[Dataset rows describing interfaces]
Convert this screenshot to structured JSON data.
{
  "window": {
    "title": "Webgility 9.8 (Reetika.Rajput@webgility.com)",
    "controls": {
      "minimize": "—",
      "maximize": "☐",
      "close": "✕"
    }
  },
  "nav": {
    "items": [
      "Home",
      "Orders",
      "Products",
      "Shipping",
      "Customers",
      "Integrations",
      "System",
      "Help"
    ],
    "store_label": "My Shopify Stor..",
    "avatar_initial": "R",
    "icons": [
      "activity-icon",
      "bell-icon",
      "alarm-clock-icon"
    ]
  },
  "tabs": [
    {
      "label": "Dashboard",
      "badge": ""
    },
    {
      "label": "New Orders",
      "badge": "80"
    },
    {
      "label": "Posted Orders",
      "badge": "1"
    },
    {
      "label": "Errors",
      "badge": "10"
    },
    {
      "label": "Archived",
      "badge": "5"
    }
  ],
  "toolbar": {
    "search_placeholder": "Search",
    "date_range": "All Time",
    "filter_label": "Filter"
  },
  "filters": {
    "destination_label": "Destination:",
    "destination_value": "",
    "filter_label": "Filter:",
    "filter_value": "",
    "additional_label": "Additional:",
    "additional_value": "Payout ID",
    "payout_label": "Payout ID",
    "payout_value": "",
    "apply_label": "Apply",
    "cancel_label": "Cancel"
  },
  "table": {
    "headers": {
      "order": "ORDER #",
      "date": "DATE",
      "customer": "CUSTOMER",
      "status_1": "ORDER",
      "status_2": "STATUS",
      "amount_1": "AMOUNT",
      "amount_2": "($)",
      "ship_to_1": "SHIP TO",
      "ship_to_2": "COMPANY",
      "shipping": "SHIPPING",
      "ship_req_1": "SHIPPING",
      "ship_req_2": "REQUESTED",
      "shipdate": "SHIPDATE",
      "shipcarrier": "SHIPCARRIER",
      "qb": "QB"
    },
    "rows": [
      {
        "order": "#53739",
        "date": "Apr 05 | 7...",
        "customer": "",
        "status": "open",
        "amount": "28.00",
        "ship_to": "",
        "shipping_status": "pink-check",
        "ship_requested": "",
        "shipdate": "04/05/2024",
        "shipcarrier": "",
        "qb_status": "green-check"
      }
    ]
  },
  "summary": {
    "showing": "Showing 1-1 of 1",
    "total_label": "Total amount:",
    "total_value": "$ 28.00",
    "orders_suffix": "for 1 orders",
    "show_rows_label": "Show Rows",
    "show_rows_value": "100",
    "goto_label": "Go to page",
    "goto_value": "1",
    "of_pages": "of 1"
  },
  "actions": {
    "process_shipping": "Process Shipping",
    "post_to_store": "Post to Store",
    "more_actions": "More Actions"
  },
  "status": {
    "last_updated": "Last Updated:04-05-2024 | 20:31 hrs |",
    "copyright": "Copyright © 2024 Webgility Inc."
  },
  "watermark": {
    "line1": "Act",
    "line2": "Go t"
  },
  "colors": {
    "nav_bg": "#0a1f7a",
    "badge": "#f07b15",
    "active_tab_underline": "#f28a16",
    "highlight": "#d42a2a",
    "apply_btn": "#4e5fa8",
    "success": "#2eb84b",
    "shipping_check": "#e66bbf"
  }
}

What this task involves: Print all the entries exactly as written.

Task solution:
Convert this screenshot to structured JSON data.
{
  "window": {
    "title": "Webgility 9.8 (Reetika.Rajput@webgility.com)",
    "controls": {
      "minimize": "—",
      "maximize": "☐",
      "close": "✕"
    }
  },
  "nav": {
    "items": [
      "Home",
      "Orders",
      "Products",
      "Shipping",
      "Customers",
      "Integrations",
      "System",
      "Help"
    ],
    "store_label": "My Shopify Stor..",
    "avatar_initial": "R",
    "icons": [
      "activity-icon",
      "bell-icon",
      "alarm-clock-icon"
    ]
  },
  "tabs": [
    {
      "label": "Dashboard",
      "badge": ""
    },
    {
      "label": "New Orders",
      "badge": "80"
    },
    {
      "label": "Posted Orders",
      "badge": "1"
    },
    {
      "label": "Errors",
      "badge": "10"
    },
    {
      "label": "Archived",
      "badge": "5"
    }
  ],
  "toolbar": {
    "search_placeholder": "Search",
    "date_range": "All Time",
    "filter_label": "Filter"
  },
  "filters": {
    "destination_label": "Destination:",
    "destination_value": "",
    "filter_label": "Filter:",
    "filter_value": "",
    "additional_label": "Additional:",
    "additional_value": "Payout ID",
    "payout_label": "Payout ID",
    "payout_value": "",
    "apply_label": "Apply",
    "cancel_label": "Cancel"
  },
  "table": {
    "headers": {
      "order": "ORDER #",
      "date": "DATE",
      "customer": "CUSTOMER",
      "status_1": "ORDER",
      "status_2": "STATUS",
      "amount_1": "AMOUNT",
      "amount_2": "($)",
      "ship_to_1": "SHIP TO",
      "ship_to_2": "COMPANY",
      "shipping": "SHIPPING",
      "ship_req_1": "SHIPPING",
      "ship_req_2": "REQUESTED",
      "shipdate": "SHIPDATE",
      "shipcarrier": "SHIPCARRIER",
      "qb": "QB"
    },
    "rows": [
      {
        "order": "#53739",
        "date": "Apr 05 | 7...",
        "customer": "",
        "status": "open",
        "amount": "28.00",
        "ship_to": "",
        "shipping_status": "pink-check",
        "ship_requested": "",
        "shipdate": "04/05/2024",
        "shipcarrier": "",
        "qb_status": "green-check"
      }
    ]
  },
  "summary": {
    "showing": "Showing 1-1 of 1",
    "total_label": "Total amount:",
    "total_value": "$ 28.00",
    "orders_suffix": "for 1 orders",
    "show_rows_label": "Show Rows",
    "show_rows_value": "100",
    "goto_label": "Go to page",
    "goto_value": "1",
    "of_pages": "of 1"
  },
  "actions": {
    "process_shipping": "Process Shipping",
    "post_to_store": "Post to Store",
    "more_actions": "More Actions"
  },
  "status": {
    "last_updated": "Last Updated:04-05-2024 | 20:31 hrs |",
    "copyright": "Copyright © 2024 Webgility Inc."
  },
  "watermark": {
    "line1": "Act",
    "line2": "Go t"
  },
  "colors": {
    "nav_bg": "#0a1f7a",
    "badge": "#f07b15",
    "active_tab_underline": "#f28a16",
    "highlight": "#d42a2a",
    "apply_btn": "#4e5fa8",
    "success": "#2eb84b",
    "shipping_check": "#e66bbf"
  }
}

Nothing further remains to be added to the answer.